I thank my hon. Friend for that question. It is important to stress that local authorities are in the driving seat in broadband roll-out. Whether to share roll-out plans is a decision for them and some are keen to manage demand. The Secretary of State has written to all local authorities and urged them to share their roll-out plans with their communities, precisely so that community broadband providers have the opportunity to plug the gaps.
The National Audit Office has told us that the rural broadband programme is already running 22 months late. It also states that
“the Department does not have strong assurance over the appropriateness of the levels of contingency”.
May I press the Minister again to ensure that adequate cost data are provided by BT before money is handed over, not least so that there is a fair opportunity for community initiatives such as the one we heard about a few minutes ago?
First, it is important to stress that the broadband programme is going extremely well. As I have said before, we should reach 88% coverage by the end of 2015 and 90% in early 2016. That is far ahead of Labour’s plan, which was only to get to superfast broadband by the end of 2017. It is also important to stress that the NAO acknowledged that the in-life controls in local authority contracts with BT were robust. We follow exactly the same procedure as that used in Cornwall, where BT has gone from 80% to 95% coverage for the same amount of money, and we have robust cost controls.
In Dover and Deal, people complain bitterly about how long it takes to get a broadband connection and how long it can take to get it sorted out if the connection goes wrong. Given that the infrastructure provider is effectively a monopoly provider, is it not important that we have a better service?

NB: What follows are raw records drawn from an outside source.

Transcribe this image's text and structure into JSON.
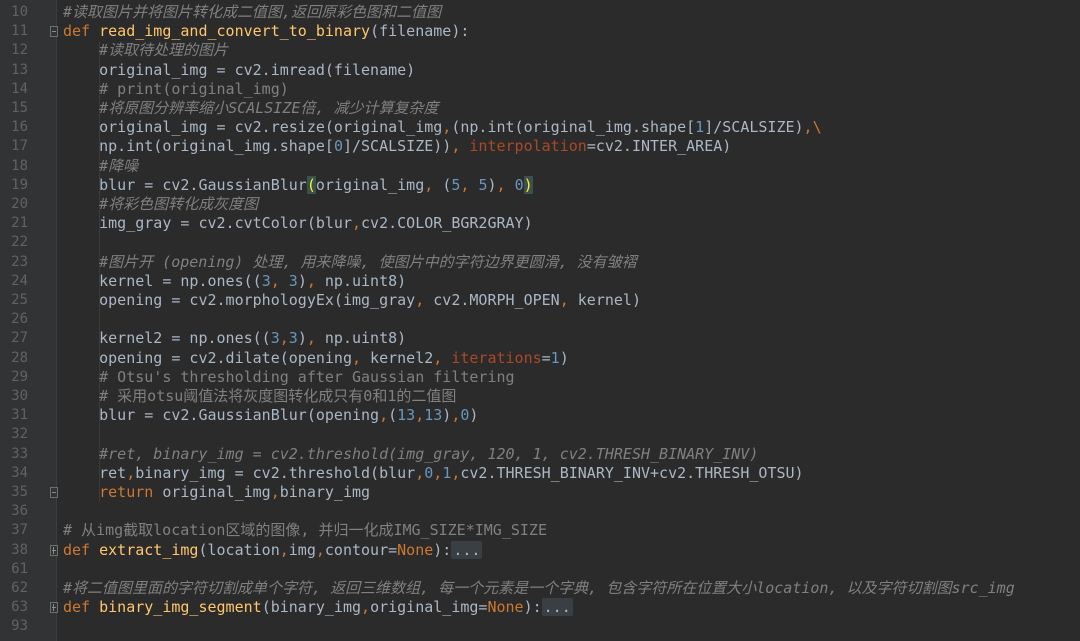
{
  "editor": {
    "colors": {
      "background": "#2b2b2b",
      "gutter": "#313335",
      "keyword": "#cc7832",
      "function": "#ffc66d",
      "number": "#6897bb",
      "comment": "#808080",
      "param": "#aa4926",
      "text": "#a9b7c6"
    },
    "lines": [
      {
        "n": "10",
        "tokens": [
          {
            "t": "#读取图片并将图片转化成二值图,返回原彩色图和二值图",
            "c": "cmi"
          }
        ]
      },
      {
        "n": "11",
        "fold": "minus",
        "tokens": [
          {
            "t": "def ",
            "c": "kw"
          },
          {
            "t": "read_img_and_convert_to_binary",
            "c": "fn"
          },
          {
            "t": "(filename):",
            "c": ""
          }
        ]
      },
      {
        "n": "12",
        "tokens": [
          {
            "t": "    "
          },
          {
            "t": "#读取待处理的图片",
            "c": "cmi"
          }
        ]
      },
      {
        "n": "13",
        "tokens": [
          {
            "t": "    original_img = cv2.imread(filename)"
          }
        ]
      },
      {
        "n": "14",
        "tokens": [
          {
            "t": "    "
          },
          {
            "t": "# print(original_img)",
            "c": "cm"
          }
        ]
      },
      {
        "n": "15",
        "tokens": [
          {
            "t": "    "
          },
          {
            "t": "#将原图分辨率缩小SCALSIZE倍, 减少计算复杂度",
            "c": "cmi"
          }
        ]
      },
      {
        "n": "16",
        "tokens": [
          {
            "t": "    original_img = cv2.resize(original_img"
          },
          {
            "t": ",",
            "c": "kw"
          },
          {
            "t": "(np.int(original_img.shape["
          },
          {
            "t": "1",
            "c": "num"
          },
          {
            "t": "]/SCALSIZE)"
          },
          {
            "t": ",",
            "c": "kw"
          },
          {
            "t": "\\",
            "c": "kw"
          }
        ]
      },
      {
        "n": "17",
        "tokens": [
          {
            "t": "    np.int(original_img.shape["
          },
          {
            "t": "0",
            "c": "num"
          },
          {
            "t": "]/SCALSIZE))"
          },
          {
            "t": ", ",
            "c": "kw"
          },
          {
            "t": "interpolation",
            "c": "par"
          },
          {
            "t": "=cv2.INTER_AREA)"
          }
        ]
      },
      {
        "n": "18",
        "tokens": [
          {
            "t": "    "
          },
          {
            "t": "#降噪",
            "c": "cmi"
          }
        ]
      },
      {
        "n": "19",
        "tokens": [
          {
            "t": "    blur = cv2.GaussianBlur"
          },
          {
            "t": "(",
            "c": "hl"
          },
          {
            "t": "original_img"
          },
          {
            "t": ", ",
            "c": "kw"
          },
          {
            "t": "("
          },
          {
            "t": "5",
            "c": "num"
          },
          {
            "t": ", ",
            "c": "kw"
          },
          {
            "t": "5",
            "c": "num"
          },
          {
            "t": ")"
          },
          {
            "t": ", ",
            "c": "kw"
          },
          {
            "t": "0",
            "c": "num"
          },
          {
            "t": ")",
            "c": "hl"
          }
        ]
      },
      {
        "n": "20",
        "tokens": [
          {
            "t": "    "
          },
          {
            "t": "#将彩色图转化成灰度图",
            "c": "cmi"
          }
        ]
      },
      {
        "n": "21",
        "tokens": [
          {
            "t": "    img_gray = cv2.cvtColor(blur"
          },
          {
            "t": ",",
            "c": "kw"
          },
          {
            "t": "cv2.COLOR_BGR2GRAY)"
          }
        ]
      },
      {
        "n": "22",
        "tokens": []
      },
      {
        "n": "23",
        "tokens": [
          {
            "t": "    "
          },
          {
            "t": "#图片开 (opening) 处理, 用来降噪, 使图片中的字符边界更圆滑, 没有皱褶",
            "c": "cmi"
          }
        ]
      },
      {
        "n": "24",
        "tokens": [
          {
            "t": "    kernel = np.ones(("
          },
          {
            "t": "3",
            "c": "num"
          },
          {
            "t": ", ",
            "c": "kw"
          },
          {
            "t": "3",
            "c": "num"
          },
          {
            "t": ")"
          },
          {
            "t": ", ",
            "c": "kw"
          },
          {
            "t": "np.uint8)"
          }
        ]
      },
      {
        "n": "25",
        "tokens": [
          {
            "t": "    opening = cv2.morphologyEx(img_gray"
          },
          {
            "t": ", ",
            "c": "kw"
          },
          {
            "t": "cv2.MORPH_OPEN"
          },
          {
            "t": ", ",
            "c": "kw"
          },
          {
            "t": "kernel)"
          }
        ]
      },
      {
        "n": "26",
        "tokens": []
      },
      {
        "n": "27",
        "tokens": [
          {
            "t": "    kernel2 = np.ones(("
          },
          {
            "t": "3",
            "c": "num"
          },
          {
            "t": ",",
            "c": "kw"
          },
          {
            "t": "3",
            "c": "num"
          },
          {
            "t": ")"
          },
          {
            "t": ", ",
            "c": "kw"
          },
          {
            "t": "np.uint8)"
          }
        ]
      },
      {
        "n": "28",
        "tokens": [
          {
            "t": "    opening = cv2.dilate(opening"
          },
          {
            "t": ", ",
            "c": "kw"
          },
          {
            "t": "kernel2"
          },
          {
            "t": ", ",
            "c": "kw"
          },
          {
            "t": "iterations",
            "c": "par"
          },
          {
            "t": "="
          },
          {
            "t": "1",
            "c": "num"
          },
          {
            "t": ")"
          }
        ]
      },
      {
        "n": "29",
        "tokens": [
          {
            "t": "    "
          },
          {
            "t": "# Otsu's thresholding after Gaussian filtering",
            "c": "cm"
          }
        ]
      },
      {
        "n": "30",
        "tokens": [
          {
            "t": "    "
          },
          {
            "t": "# 采用otsu阈值法将灰度图转化成只有0和1的二值图",
            "c": "cm"
          }
        ]
      },
      {
        "n": "31",
        "tokens": [
          {
            "t": "    blur = cv2.GaussianBlur(opening"
          },
          {
            "t": ",",
            "c": "kw"
          },
          {
            "t": "("
          },
          {
            "t": "13",
            "c": "num"
          },
          {
            "t": ",",
            "c": "kw"
          },
          {
            "t": "13",
            "c": "num"
          },
          {
            "t": ")"
          },
          {
            "t": ",",
            "c": "kw"
          },
          {
            "t": "0",
            "c": "num"
          },
          {
            "t": ")"
          }
        ]
      },
      {
        "n": "32",
        "tokens": []
      },
      {
        "n": "33",
        "tokens": [
          {
            "t": "    "
          },
          {
            "t": "#ret, binary_img = cv2.threshold(img_gray, 120, 1, cv2.THRESH_BINARY_INV)",
            "c": "cmi"
          }
        ]
      },
      {
        "n": "34",
        "tokens": [
          {
            "t": "    ret"
          },
          {
            "t": ",",
            "c": "kw"
          },
          {
            "t": "binary_img = cv2.threshold(blur"
          },
          {
            "t": ",",
            "c": "kw"
          },
          {
            "t": "0",
            "c": "num"
          },
          {
            "t": ",",
            "c": "kw"
          },
          {
            "t": "1",
            "c": "num"
          },
          {
            "t": ",",
            "c": "kw"
          },
          {
            "t": "cv2.THRESH_BINARY_INV+cv2.THRESH_OTSU)"
          }
        ]
      },
      {
        "n": "35",
        "fold": "minus",
        "tokens": [
          {
            "t": "    "
          },
          {
            "t": "return ",
            "c": "kw"
          },
          {
            "t": "original_img"
          },
          {
            "t": ",",
            "c": "kw"
          },
          {
            "t": "binary_img"
          }
        ]
      },
      {
        "n": "36",
        "tokens": []
      },
      {
        "n": "37",
        "tokens": [
          {
            "t": "# 从img截取location区域的图像, 并归一化成IMG_SIZE*IMG_SIZE",
            "c": "cm"
          }
        ]
      },
      {
        "n": "38",
        "fold": "plus",
        "tokens": [
          {
            "t": "def ",
            "c": "kw"
          },
          {
            "t": "extract_img",
            "c": "fn"
          },
          {
            "t": "(location"
          },
          {
            "t": ",",
            "c": "kw"
          },
          {
            "t": "img"
          },
          {
            "t": ",",
            "c": "kw"
          },
          {
            "t": "contour="
          },
          {
            "t": "None",
            "c": "kw"
          },
          {
            "t": "):"
          },
          {
            "t": "...",
            "c": "fold-ellipsis"
          }
        ]
      },
      {
        "n": "61",
        "tokens": []
      },
      {
        "n": "62",
        "tokens": [
          {
            "t": "#将二值图里面的字符切割成单个字符, 返回三维数组, 每一个元素是一个字典, 包含字符所在位置大小location, 以及字符切割图src_img",
            "c": "cmi"
          }
        ]
      },
      {
        "n": "63",
        "fold": "plus",
        "tokens": [
          {
            "t": "def ",
            "c": "kw"
          },
          {
            "t": "binary_img_segment",
            "c": "fn"
          },
          {
            "t": "(binary_img"
          },
          {
            "t": ",",
            "c": "kw"
          },
          {
            "t": "original_img="
          },
          {
            "t": "None",
            "c": "kw"
          },
          {
            "t": "):"
          },
          {
            "t": "...",
            "c": "fold-ellipsis"
          }
        ]
      },
      {
        "n": "93",
        "tokens": []
      }
    ]
  }
}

May I say what a pleasure it was to visit my hon. Friend’s constituency the other day, to see some of his historic churches and to open the Deal arts festival?
I hear what my hon. Friend says. Those questions do arise, but I know that BT Openreach works hard to ensure that it can give the best customer service possible. We have regular discussions with BT Openreach and other major providers to ensure that customer service is good.